Ginger Zingiber officinale Common in mead; excellent in dark ales and Winter Warmer; traditional mulled wine and cider spice. For beer, one ounce or more near the end of the boil. Avoid dry powdered ginger; thinly sliced is easier to handle but fresh grated will impart the most flavor. As little as 1/2 ounce per 5 gallons is noticable, but up to 4 oz can be used for a strong ginger flavor. Bar Harbor Brewery Ginger Mild
Grains of Paradise Also called Paradise Seeds or Grains of Paradise. Native to west Africa. Pepper zing with citrus notes, pine aroma. Often a better choice than peppercorns to add a "peppery" flavor to beer. Add to last five minutes of the boil. Sam Adams Summer Ale
Lavender Lavandula angustifolia Traditional mead herb. For beer, a half ounce fresh or dried late in the boil or in secondary. Three Floyds Rabid Rabbit; Bush Shack Lavender Beer
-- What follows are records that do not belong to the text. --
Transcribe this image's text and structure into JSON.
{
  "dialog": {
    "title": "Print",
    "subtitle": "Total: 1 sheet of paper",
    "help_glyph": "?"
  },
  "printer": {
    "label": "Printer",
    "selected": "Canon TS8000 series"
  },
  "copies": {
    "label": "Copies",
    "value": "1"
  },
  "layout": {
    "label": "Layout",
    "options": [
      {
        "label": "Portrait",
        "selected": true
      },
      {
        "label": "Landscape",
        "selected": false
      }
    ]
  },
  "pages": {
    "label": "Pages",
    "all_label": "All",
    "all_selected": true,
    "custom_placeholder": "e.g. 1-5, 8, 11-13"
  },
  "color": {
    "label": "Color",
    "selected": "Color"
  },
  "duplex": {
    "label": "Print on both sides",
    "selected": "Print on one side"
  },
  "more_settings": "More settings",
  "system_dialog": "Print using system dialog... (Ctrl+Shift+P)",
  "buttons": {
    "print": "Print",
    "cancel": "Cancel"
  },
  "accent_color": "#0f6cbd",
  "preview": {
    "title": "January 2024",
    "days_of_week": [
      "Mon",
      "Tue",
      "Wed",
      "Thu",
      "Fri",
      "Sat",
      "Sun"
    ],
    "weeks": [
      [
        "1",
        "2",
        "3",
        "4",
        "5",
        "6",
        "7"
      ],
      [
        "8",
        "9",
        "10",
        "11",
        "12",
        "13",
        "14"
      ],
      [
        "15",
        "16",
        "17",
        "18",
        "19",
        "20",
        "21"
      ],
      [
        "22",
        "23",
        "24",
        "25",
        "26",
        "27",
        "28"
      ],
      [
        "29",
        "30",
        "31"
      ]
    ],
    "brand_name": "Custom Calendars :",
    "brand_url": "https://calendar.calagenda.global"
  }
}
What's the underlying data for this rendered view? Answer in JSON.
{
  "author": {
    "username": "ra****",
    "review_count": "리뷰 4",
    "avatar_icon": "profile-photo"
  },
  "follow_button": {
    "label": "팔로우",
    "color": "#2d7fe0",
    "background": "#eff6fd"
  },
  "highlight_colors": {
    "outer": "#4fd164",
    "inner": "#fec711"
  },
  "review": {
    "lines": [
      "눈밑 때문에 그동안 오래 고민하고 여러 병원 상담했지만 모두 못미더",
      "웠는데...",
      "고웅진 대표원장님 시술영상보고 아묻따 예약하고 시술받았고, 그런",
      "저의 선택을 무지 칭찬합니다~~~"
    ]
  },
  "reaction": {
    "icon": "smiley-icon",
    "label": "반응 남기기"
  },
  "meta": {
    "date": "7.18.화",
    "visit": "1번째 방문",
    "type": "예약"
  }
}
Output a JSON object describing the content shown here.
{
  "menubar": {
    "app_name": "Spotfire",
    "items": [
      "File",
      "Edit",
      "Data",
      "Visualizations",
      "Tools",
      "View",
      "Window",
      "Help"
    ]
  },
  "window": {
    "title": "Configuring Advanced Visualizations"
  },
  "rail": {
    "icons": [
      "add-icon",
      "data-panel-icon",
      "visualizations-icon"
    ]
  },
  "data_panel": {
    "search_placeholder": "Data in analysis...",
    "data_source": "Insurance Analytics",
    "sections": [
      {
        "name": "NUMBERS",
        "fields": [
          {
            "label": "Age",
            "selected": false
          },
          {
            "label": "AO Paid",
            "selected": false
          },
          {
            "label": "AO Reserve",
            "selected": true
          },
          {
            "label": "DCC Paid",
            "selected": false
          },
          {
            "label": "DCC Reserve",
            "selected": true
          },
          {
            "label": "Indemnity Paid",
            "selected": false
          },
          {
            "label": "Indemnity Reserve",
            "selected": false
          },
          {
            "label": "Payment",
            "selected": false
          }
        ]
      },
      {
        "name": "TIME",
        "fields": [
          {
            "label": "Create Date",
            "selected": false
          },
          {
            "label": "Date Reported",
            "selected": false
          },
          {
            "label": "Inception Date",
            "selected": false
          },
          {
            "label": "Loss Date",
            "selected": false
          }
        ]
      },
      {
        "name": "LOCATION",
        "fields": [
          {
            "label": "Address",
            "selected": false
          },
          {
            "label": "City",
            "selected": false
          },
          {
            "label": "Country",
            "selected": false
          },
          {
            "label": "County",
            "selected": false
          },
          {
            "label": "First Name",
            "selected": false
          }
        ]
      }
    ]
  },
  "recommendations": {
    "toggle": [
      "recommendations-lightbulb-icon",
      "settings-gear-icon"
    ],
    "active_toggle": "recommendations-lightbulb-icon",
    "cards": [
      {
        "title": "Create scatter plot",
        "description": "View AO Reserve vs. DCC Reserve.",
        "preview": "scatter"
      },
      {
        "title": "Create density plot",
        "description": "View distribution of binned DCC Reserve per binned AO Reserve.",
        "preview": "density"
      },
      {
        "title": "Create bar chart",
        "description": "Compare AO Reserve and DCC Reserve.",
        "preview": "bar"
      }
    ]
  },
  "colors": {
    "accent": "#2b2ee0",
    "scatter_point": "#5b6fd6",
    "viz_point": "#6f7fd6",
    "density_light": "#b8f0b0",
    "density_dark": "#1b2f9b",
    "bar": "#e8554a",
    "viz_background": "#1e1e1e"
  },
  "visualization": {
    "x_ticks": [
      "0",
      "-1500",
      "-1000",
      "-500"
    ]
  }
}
Orange peel Bitter orange peel adds a characteristic flavor to Belgian Wit and other spiced beers; sweet orange peel adds a sweet, citrusy character to Belgian Strong Ales and holiday beers. Add either bitter or sweet orange peel to the last five minutes of the boil.
Parsley Petroselinum crispum) Reportedly adds a "spicy" note to beer.
Rose Hips Rosa rugosa Gives beer a citrusy flavor and red color. For beer, a quarter ounce to an ounce late in the boil. Three Floyds Rabid Rabbit, Indian River Honey Amber Rose
Sassafras root bark Warning: the wood and root of the tree may be toxic; only the bark is safe to eat. This is the original source of the flavor for root beer, and adds a great root beer flavor. Boil for 60 minutes to extract the flavor.